Logistical hurdles, partisan disagreements remain.
Minnesota lawmakers scrambled Tuesday to begin cobbling together a relief plan for residents facing massive health insurance premium hikes, but logistical hurdles and disagreements between the Republican-controlled Legislature and Democratic Gov. Mark Dayton could make it weeks or longer before checks are delivered.
Minnesota is grappling with some of the largest rate increases in the nation for 2017, driven by higher-than-expected medical costs from a small, severely sick population in the individual market — where residents who aren't covered through employers or by public programs such as Medical Assistance get coverage. The Legislature kicked off 2017's session focused squarely on tackling the 50 percent to 67 percent premium hikes on the individual market after talk of a special session fizzled out last month.
The end of open enrollment Jan. 31 brings a new deadline to offer an estimated 100,000 people affected by the increases an assurance that help is on the way. Committees in both the House and Senate approved a package that would help cut total monthly premiums by up to 30 percent, aiming to get a bill on Dayton's desk as soon as next week. But first they need to resolve a standoff over how to craft that approach to help residents like Karen Laumb.
Laumb, a thyroid cancer survivor, urged lawmakers to act quickly to help not only reduce her premiums but restore her ability to see her doctors, who she had to stop seeing with the New Year after her plan was switched.
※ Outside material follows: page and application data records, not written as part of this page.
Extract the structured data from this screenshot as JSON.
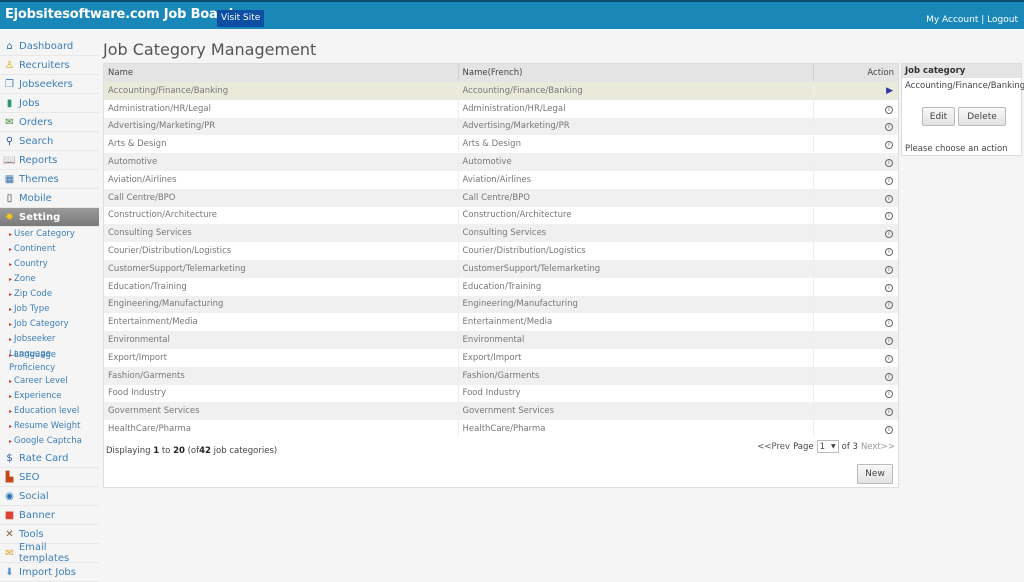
{
  "header": {
    "brand": "Ejobsitesoftware.com Job Board",
    "visit_site": "Visit Site",
    "my_account": "My Account",
    "separator": "|",
    "logout": "Logout"
  },
  "sidebar": {
    "items": [
      {
        "label": "Dashboard",
        "icon": "home-icon"
      },
      {
        "label": "Recruiters",
        "icon": "recruiter-icon"
      },
      {
        "label": "Jobseekers",
        "icon": "jobseekers-icon"
      },
      {
        "label": "Jobs",
        "icon": "jobs-icon"
      },
      {
        "label": "Orders",
        "icon": "orders-icon"
      },
      {
        "label": "Search",
        "icon": "search-icon"
      },
      {
        "label": "Reports",
        "icon": "reports-icon"
      },
      {
        "label": "Themes",
        "icon": "themes-icon"
      },
      {
        "label": "Mobile",
        "icon": "mobile-icon"
      },
      {
        "label": "Setting",
        "icon": "gear-icon",
        "active": true
      }
    ],
    "sub_items": [
      "User Category",
      "Continent",
      "Country",
      "Zone",
      "Zip Code",
      "Job Type",
      "Job Category",
      "Jobseeker Language",
      "Language Proficiency",
      "Career Level",
      "Experience",
      "Education level",
      "Resume Weight",
      "Google Captcha"
    ],
    "items_after": [
      {
        "label": "Rate Card",
        "icon": "dollar-icon"
      },
      {
        "label": "SEO",
        "icon": "chart-icon"
      },
      {
        "label": "Social",
        "icon": "social-icon"
      },
      {
        "label": "Banner",
        "icon": "banner-icon"
      },
      {
        "label": "Tools",
        "icon": "tools-icon"
      },
      {
        "label": "Email templates",
        "icon": "email-icon"
      },
      {
        "label": "Import Jobs",
        "icon": "import-icon"
      }
    ]
  },
  "main": {
    "title": "Job Category Management",
    "columns": [
      "Name",
      "Name(French)",
      "Action"
    ],
    "rows": [
      [
        "Accounting/Finance/Banking",
        "Accounting/Finance/Banking"
      ],
      [
        "Administration/HR/Legal",
        "Administration/HR/Legal"
      ],
      [
        "Advertising/Marketing/PR",
        "Advertising/Marketing/PR"
      ],
      [
        "Arts & Design",
        "Arts & Design"
      ],
      [
        "Automotive",
        "Automotive"
      ],
      [
        "Aviation/Airlines",
        "Aviation/Airlines"
      ],
      [
        "Call Centre/BPO",
        "Call Centre/BPO"
      ],
      [
        "Construction/Architecture",
        "Construction/Architecture"
      ],
      [
        "Consulting Services",
        "Consulting Services"
      ],
      [
        "Courier/Distribution/Logistics",
        "Courier/Distribution/Logistics"
      ],
      [
        "CustomerSupport/Telemarketing",
        "CustomerSupport/Telemarketing"
      ],
      [
        "Education/Training",
        "Education/Training"
      ],
      [
        "Engineering/Manufacturing",
        "Engineering/Manufacturing"
      ],
      [
        "Entertainment/Media",
        "Entertainment/Media"
      ],
      [
        "Environmental",
        "Environmental"
      ],
      [
        "Export/Import",
        "Export/Import"
      ],
      [
        "Fashion/Garments",
        "Fashion/Garments"
      ],
      [
        "Food Industry",
        "Food Industry"
      ],
      [
        "Government Services",
        "Government Services"
      ],
      [
        "HealthCare/Pharma",
        "HealthCare/Pharma"
      ]
    ],
    "selected_row": 0,
    "display": {
      "prefix": "Displaying",
      "from": "1",
      "to_word": "to",
      "to": "20",
      "of_prefix": "(of",
      "total": "42",
      "suffix": "job categories)"
    },
    "pager": {
      "prev": "<<Prev",
      "page_label": "Page",
      "page": "1",
      "of": "of 3",
      "next": "Next>>"
    },
    "new_button": "New"
  },
  "panel": {
    "title": "Job category",
    "selected": "Accounting/Finance/Banking",
    "edit": "Edit",
    "delete": "Delete",
    "message": "Please choose an action"
  }
}
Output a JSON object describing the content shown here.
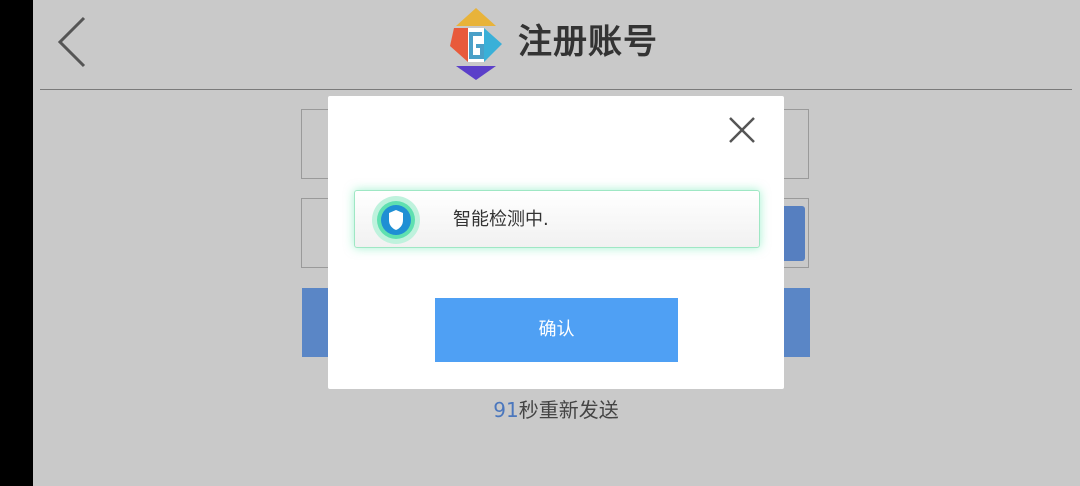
{
  "header": {
    "title": "注册账号",
    "back_icon": "chevron-left-icon",
    "logo_icon": "app-logo-icon"
  },
  "form": {
    "resend_countdown": "91",
    "resend_suffix": "秒重新发送"
  },
  "dialog": {
    "close_icon": "close-icon",
    "detect_icon": "shield-icon",
    "detect_text": "智能检测中.",
    "confirm_label": "确认"
  },
  "colors": {
    "accent_blue": "#4fa0f4",
    "dim_blue": "#5a86c6",
    "countdown_blue": "#4b77bd",
    "shield_green": "#5fe0b0",
    "shield_blue": "#1f8fd4"
  }
}
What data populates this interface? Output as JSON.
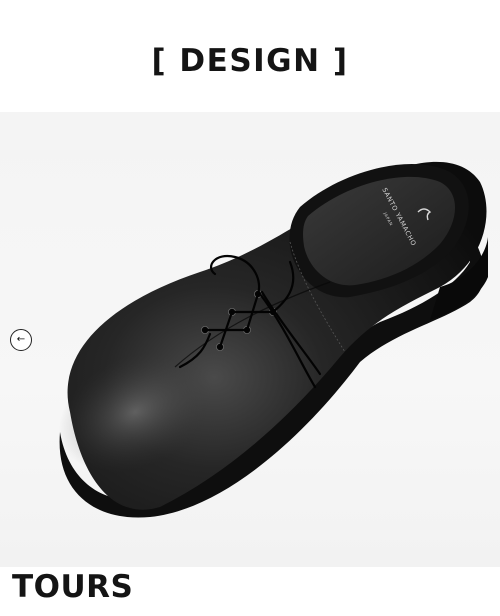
{
  "design": {
    "heading": "[ DESIGN ]"
  },
  "hero": {
    "image_subject": "black leather plain-toe derby shoe",
    "insole_brand": "SANTO YAMACHO",
    "insole_sub": "JAPAN",
    "prev_icon": "arrow-left-icon",
    "prev_glyph": "←"
  },
  "tours": {
    "heading": "TOURS"
  }
}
She's scared she's facing "financial ruin" and worries 2017 will be the last year she can continue running her own health care consulting business due to outsized health insurance costs.
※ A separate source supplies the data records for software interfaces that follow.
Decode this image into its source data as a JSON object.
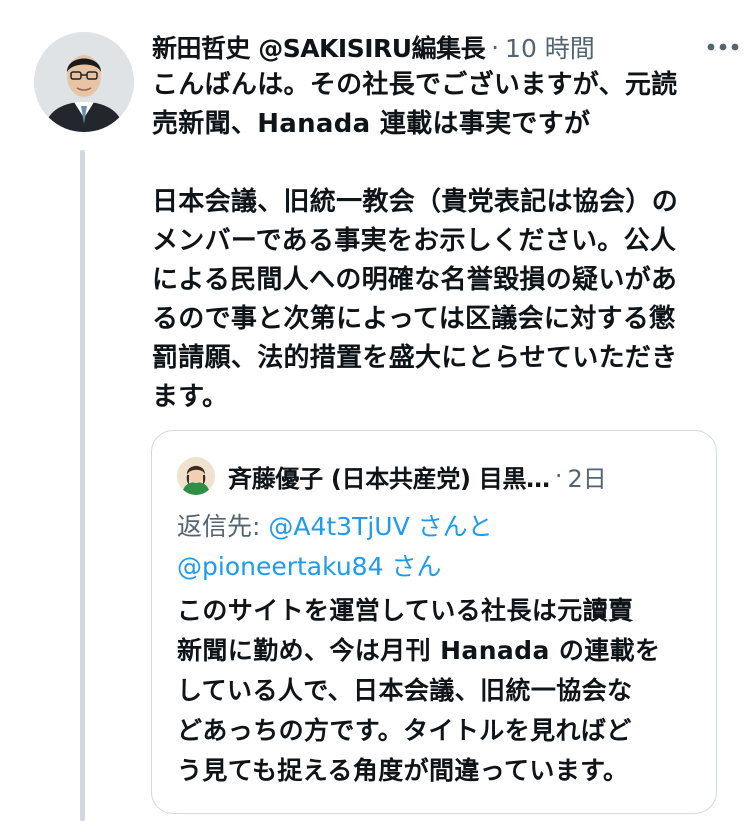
{
  "tweet": {
    "author_name": "新田哲史 @SAKISIRU編集長",
    "separator": "·",
    "time": "10 時間",
    "avatar_icon": "person-photo-icon",
    "more_icon": "more-horizontal-icon",
    "text_lines": [
      "こんばんは。その社長でございますが、元読",
      "売新聞、Hanada 連載は事実ですが",
      "",
      "日本会議、旧統一教会（貴党表記は協会）の",
      "メンバーである事実をお示しください。公人",
      "による民間人への明確な名誉毀損の疑いがあ",
      "るので事と次第によっては区議会に対する懲",
      "罰請願、法的措置を盛大にとらせていただき",
      "ます。"
    ]
  },
  "quoted": {
    "author_name": "斉藤優子 (日本共産党) 目黒…",
    "separator": "·",
    "time": "2日",
    "reply_label": "返信先: ",
    "mention_1": "@A4t3TjUV",
    "joiner": " さんと",
    "mention_2": "@pioneertaku84",
    "suffix": " さん",
    "text_lines": [
      "このサイトを運営している社長は元讀賣",
      "新聞に勤め、今は月刊 Hanada の連載を",
      "している人で、日本会議、旧統一協会な",
      "どあっちの方です。タイトルを見ればど",
      "う見ても捉える角度が間違っています。"
    ]
  },
  "colors": {
    "text": "#0f1419",
    "secondary": "#536471",
    "link": "#1d9bf0",
    "border": "#cfd9de"
  }
}
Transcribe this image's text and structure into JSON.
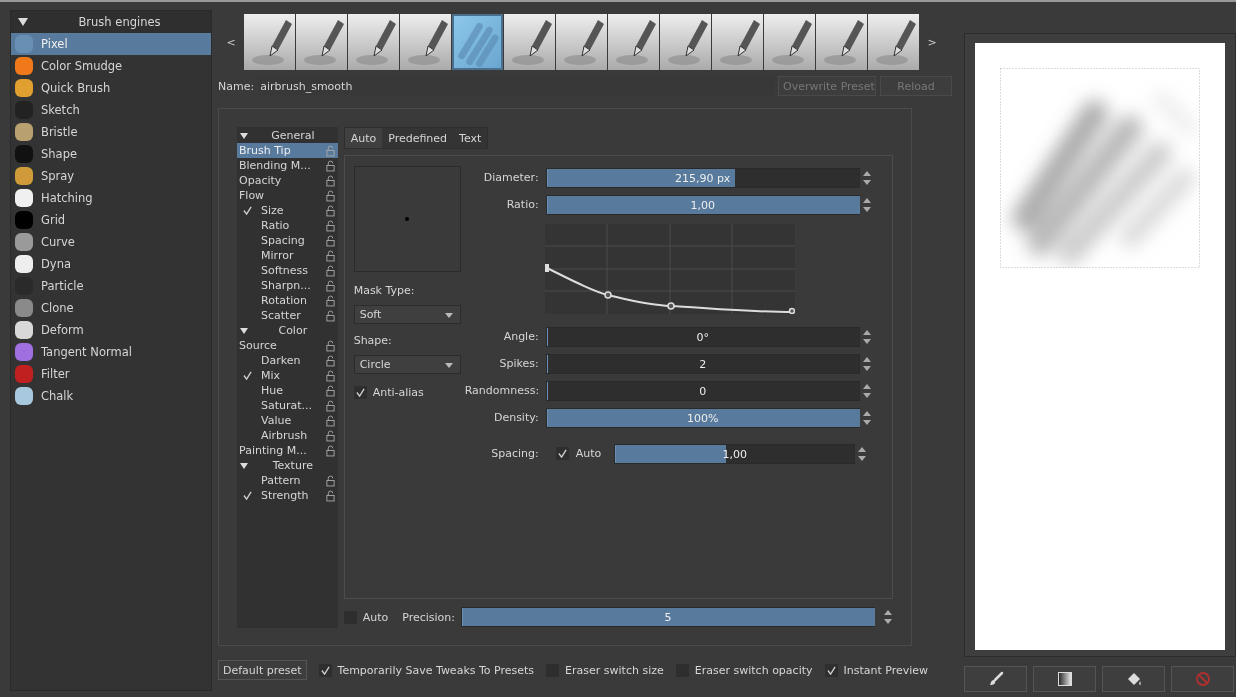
{
  "engines": {
    "title": "Brush engines",
    "expanded": true,
    "items": [
      {
        "label": "Pixel",
        "selected": true,
        "color": "#6a8fb5"
      },
      {
        "label": "Color Smudge",
        "selected": false,
        "color": "#f07a1a"
      },
      {
        "label": "Quick Brush",
        "selected": false,
        "color": "#e0a030"
      },
      {
        "label": "Sketch",
        "selected": false,
        "color": "#222222"
      },
      {
        "label": "Bristle",
        "selected": false,
        "color": "#b8a070"
      },
      {
        "label": "Shape",
        "selected": false,
        "color": "#111111"
      },
      {
        "label": "Spray",
        "selected": false,
        "color": "#d09a3a"
      },
      {
        "label": "Hatching",
        "selected": false,
        "color": "#f0f0f0"
      },
      {
        "label": "Grid",
        "selected": false,
        "color": "#000000"
      },
      {
        "label": "Curve",
        "selected": false,
        "color": "#9a9a9a"
      },
      {
        "label": "Dyna",
        "selected": false,
        "color": "#eeeeee"
      },
      {
        "label": "Particle",
        "selected": false,
        "color": "#2a2a2a"
      },
      {
        "label": "Clone",
        "selected": false,
        "color": "#8a8a8a"
      },
      {
        "label": "Deform",
        "selected": false,
        "color": "#d8d8d8"
      },
      {
        "label": "Tangent Normal",
        "selected": false,
        "color": "#a070e0"
      },
      {
        "label": "Filter",
        "selected": false,
        "color": "#c02020"
      },
      {
        "label": "Chalk",
        "selected": false,
        "color": "#a8c8e0"
      }
    ]
  },
  "presets": {
    "prev": "<",
    "next": ">",
    "items": [
      {
        "selected": false
      },
      {
        "selected": false
      },
      {
        "selected": false
      },
      {
        "selected": false
      },
      {
        "selected": true
      },
      {
        "selected": false
      },
      {
        "selected": false
      },
      {
        "selected": false
      },
      {
        "selected": false
      },
      {
        "selected": false
      },
      {
        "selected": false
      },
      {
        "selected": false
      },
      {
        "selected": false
      }
    ]
  },
  "name_row": {
    "label": "Name:",
    "value": "airbrush_smooth",
    "buttons": [
      {
        "label": "Overwrite Preset",
        "disabled": true
      },
      {
        "label": "Reload",
        "disabled": true
      }
    ]
  },
  "options": [
    {
      "label": "General",
      "expanded": true,
      "children": [
        {
          "label": "Brush Tip",
          "kind": "option",
          "selected": true
        },
        {
          "label": "Blending M...",
          "kind": "option",
          "selected": false
        },
        {
          "label": "Opacity",
          "kind": "option",
          "selected": false
        },
        {
          "label": "Flow",
          "kind": "option",
          "selected": false
        },
        {
          "label": "Size",
          "kind": "sensor",
          "checked": true,
          "selected": false
        },
        {
          "label": "Ratio",
          "kind": "sensor",
          "checked": false,
          "selected": false
        },
        {
          "label": "Spacing",
          "kind": "sensor",
          "checked": false,
          "selected": false
        },
        {
          "label": "Mirror",
          "kind": "sensor",
          "checked": false,
          "selected": false
        },
        {
          "label": "Softness",
          "kind": "sensor",
          "checked": false,
          "selected": false
        },
        {
          "label": "Sharpn...",
          "kind": "sensor",
          "checked": false,
          "selected": false
        },
        {
          "label": "Rotation",
          "kind": "sensor",
          "checked": false,
          "selected": false
        },
        {
          "label": "Scatter",
          "kind": "sensor",
          "checked": false,
          "selected": false
        }
      ]
    },
    {
      "label": "Color",
      "expanded": true,
      "children": [
        {
          "label": "Source",
          "kind": "option",
          "selected": false
        },
        {
          "label": "Darken",
          "kind": "sensor",
          "checked": false,
          "selected": false
        },
        {
          "label": "Mix",
          "kind": "sensor",
          "checked": true,
          "selected": false
        },
        {
          "label": "Hue",
          "kind": "sensor",
          "checked": false,
          "selected": false
        },
        {
          "label": "Saturat...",
          "kind": "sensor",
          "checked": false,
          "selected": false
        },
        {
          "label": "Value",
          "kind": "sensor",
          "checked": false,
          "selected": false
        },
        {
          "label": "Airbrush",
          "kind": "sensor",
          "checked": false,
          "selected": false
        },
        {
          "label": "Painting M...",
          "kind": "option",
          "selected": false
        }
      ]
    },
    {
      "label": "Texture",
      "expanded": true,
      "children": [
        {
          "label": "Pattern",
          "kind": "sensor",
          "checked": false,
          "selected": false
        },
        {
          "label": "Strength",
          "kind": "sensor",
          "checked": true,
          "selected": false
        }
      ]
    }
  ],
  "tabs": [
    {
      "label": "Auto",
      "selected": true
    },
    {
      "label": "Predefined",
      "selected": false
    },
    {
      "label": "Text",
      "selected": false
    }
  ],
  "tip": {
    "mask_type_label": "Mask Type:",
    "mask_type": "Soft",
    "shape_label": "Shape:",
    "shape": "Circle",
    "antialias": {
      "label": "Anti-alias",
      "checked": true
    },
    "sliders_top": [
      {
        "label": "Diameter:",
        "value": "215,90 px",
        "level": 0.6
      },
      {
        "label": "Ratio:",
        "value": "1,00",
        "level": 1
      }
    ],
    "sliders": [
      {
        "label": "Angle:",
        "value": "0°",
        "level": 0
      },
      {
        "label": "Spikes:",
        "value": "2",
        "level": 0
      },
      {
        "label": "Randomness:",
        "value": "0",
        "level": 0
      },
      {
        "label": "Density:",
        "value": "100%",
        "level": 1
      }
    ],
    "spacing": {
      "label": "Spacing:",
      "auto_label": "Auto",
      "auto_checked": true,
      "value": "1,00",
      "level": 0.46
    }
  },
  "precision": {
    "auto_label": "Auto",
    "auto_checked": false,
    "label": "Precision:",
    "value": "5",
    "level": 1
  },
  "bottom": {
    "default_button": "Default preset",
    "checks": [
      {
        "label": "Temporarily Save Tweaks To Presets",
        "checked": true
      },
      {
        "label": "Eraser switch size",
        "checked": false
      },
      {
        "label": "Eraser switch opacity",
        "checked": false
      },
      {
        "label": "Instant Preview",
        "checked": true
      }
    ]
  }
}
"I really worry what 2018 will look like for me," Laumb said at the Capitol Tuesday.
Laumb is one of many targeted by the relief effort: She's paying the full increase because she makes too much to get federal subsidies available through the state's insurance exchange, MNsure.
The GOP's plan would dole out nearly $300 million in state support based upon income — a 30 percent cut to monthly premiums for families making three times the poverty level, while those making more would see a reduction of 25 percent or less. The relief would be capped for those making eight times the poverty level.
But that setup would require new programs to check income, verify insurance coverage and more, which Dayton's administration has criticized as too cumbersome, suggesting it may cost up to $20 million to implement and take an entire year to launch and begin delivering checks. Department of Revenue Commissioner Cynthia Bauerly also said the relief checks outlined in the GOP plan could ultimately be taxed by the federal government, though how large a tax bill those residents would face is unclear.
"This process creates red tape and delays," Minnesota Management and Budget Commissioner Myron Frans told a House committee Tuesday.
Dayton's proposal would route the same $300 million sum directly to health insurance companies, buying down premiums for all qualifying shoppers by 25 percent, regardless of income.
Sen. Michelle Benson, a top Senate Republican on health care issues, said the large sum of money warrants some extra verification but said she'd work with Dayton's administration to fine-tune the method.